- RECORD EXTRACTS -
-- Opening Marker --

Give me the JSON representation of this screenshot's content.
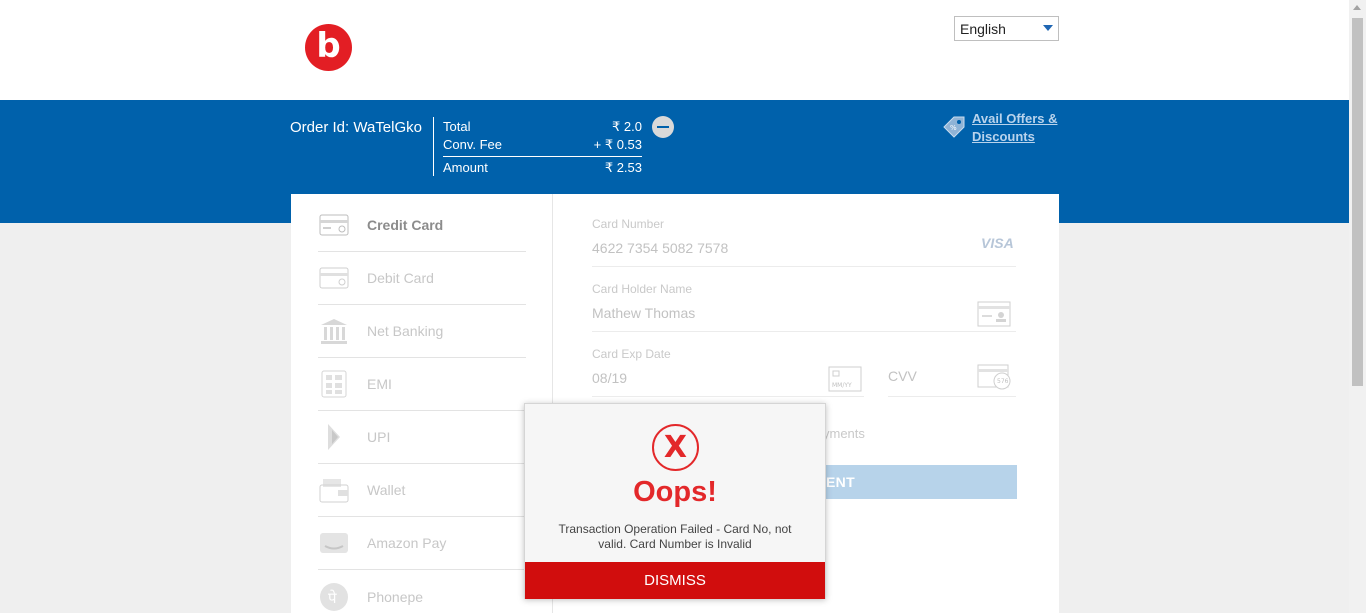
{
  "header": {
    "logo_letter": "b",
    "language": {
      "selected": "English"
    }
  },
  "order": {
    "order_id_label": "Order Id: WaTelGko",
    "rows": [
      {
        "label": "Total",
        "value": "₹ 2.0"
      },
      {
        "label": "Conv. Fee",
        "value": "+ ₹ 0.53"
      },
      {
        "label": "Amount",
        "value": "₹ 2.53"
      }
    ],
    "offers_link": [
      "Avail Offers &",
      "Discounts"
    ]
  },
  "sidebar": {
    "items": [
      {
        "label": "Credit Card",
        "icon": "credit-card-icon",
        "active": true
      },
      {
        "label": "Debit Card",
        "icon": "debit-card-icon",
        "active": false
      },
      {
        "label": "Net Banking",
        "icon": "bank-icon",
        "active": false
      },
      {
        "label": "EMI",
        "icon": "calculator-icon",
        "active": false
      },
      {
        "label": "UPI",
        "icon": "upi-icon",
        "active": false
      },
      {
        "label": "Wallet",
        "icon": "wallet-icon",
        "active": false
      },
      {
        "label": "Amazon Pay",
        "icon": "amazon-pay-icon",
        "active": false
      },
      {
        "label": "Phonepe",
        "icon": "phonepe-icon",
        "active": false
      }
    ]
  },
  "form": {
    "card_number": {
      "label": "Card Number",
      "value": "4622 7354 5082 7578",
      "brand": "VISA"
    },
    "holder": {
      "label": "Card Holder Name",
      "value": "Mathew Thomas"
    },
    "expiry": {
      "label": "Card Exp Date",
      "value": "08/19"
    },
    "cvv": {
      "placeholder": "CVV"
    },
    "save_partial": "yments",
    "pay_button_partial": "MENT"
  },
  "modal": {
    "icon_letter": "X",
    "title": "Oops!",
    "message": "Transaction Operation Failed - Card No, not valid. Card Number is Invalid",
    "dismiss_label": "DISMISS"
  },
  "colors": {
    "brand_blue": "#0061ab",
    "error_red": "#e3282a",
    "dismiss_red": "#d10d0d"
  }
}
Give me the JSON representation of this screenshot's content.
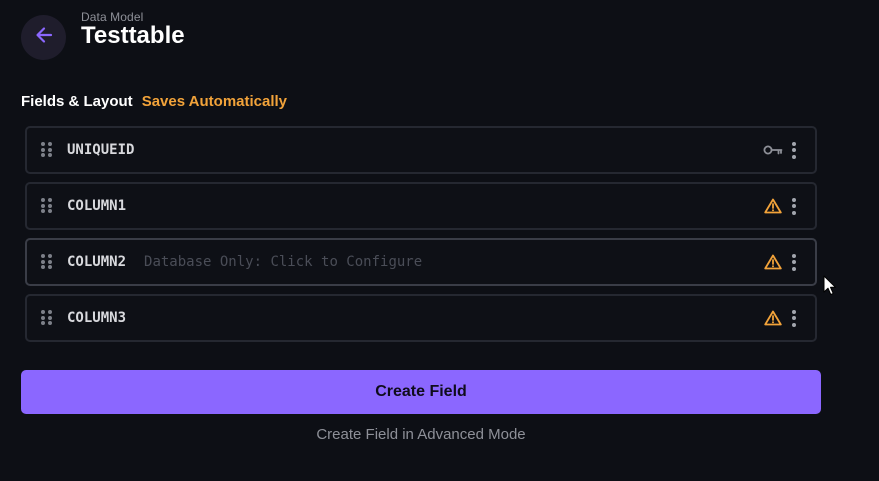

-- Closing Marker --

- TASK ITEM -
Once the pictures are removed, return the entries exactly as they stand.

- RESPONSE TO THIS TASK -
Give me the JSON representation of this screenshot's content.
{
  "header": {
    "logo_letter": "b",
    "language": {
      "selected": "English"
    }
  },
  "order": {
    "order_id_label": "Order Id: WaTelGko",
    "rows": [
      {
        "label": "Total",
        "value": "₹ 2.0"
      },
      {
        "label": "Conv. Fee",
        "value": "+ ₹ 0.53"
      },
      {
        "label": "Amount",
        "value": "₹ 2.53"
      }
    ],
    "offers_link": [
      "Avail Offers &",
      "Discounts"
    ]
  },
  "sidebar": {
    "items": [
      {
        "label": "Credit Card",
        "icon": "credit-card-icon",
        "active": true
      },
      {
        "label": "Debit Card",
        "icon": "debit-card-icon",
        "active": false
      },
      {
        "label": "Net Banking",
        "icon": "bank-icon",
        "active": false
      },
      {
        "label": "EMI",
        "icon": "calculator-icon",
        "active": false
      },
      {
        "label": "UPI",
        "icon": "upi-icon",
        "active": false
      },
      {
        "label": "Wallet",
        "icon": "wallet-icon",
        "active": false
      },
      {
        "label": "Amazon Pay",
        "icon": "amazon-pay-icon",
        "active": false
      },
      {
        "label": "Phonepe",
        "icon": "phonepe-icon",
        "active": false
      }
    ]
  },
  "form": {
    "card_number": {
      "label": "Card Number",
      "value": "4622 7354 5082 7578",
      "brand": "VISA"
    },
    "holder": {
      "label": "Card Holder Name",
      "value": "Mathew Thomas"
    },
    "expiry": {
      "label": "Card Exp Date",
      "value": "08/19"
    },
    "cvv": {
      "placeholder": "CVV"
    },
    "save_partial": "yments",
    "pay_button_partial": "MENT"
  },
  "modal": {
    "icon_letter": "X",
    "title": "Oops!",
    "message": "Transaction Operation Failed - Card No, not valid. Card Number is Invalid",
    "dismiss_label": "DISMISS"
  },
  "colors": {
    "brand_blue": "#0061ab",
    "error_red": "#e3282a",
    "dismiss_red": "#d10d0d"
  }
}
Give me the JSON representation of this screenshot's content.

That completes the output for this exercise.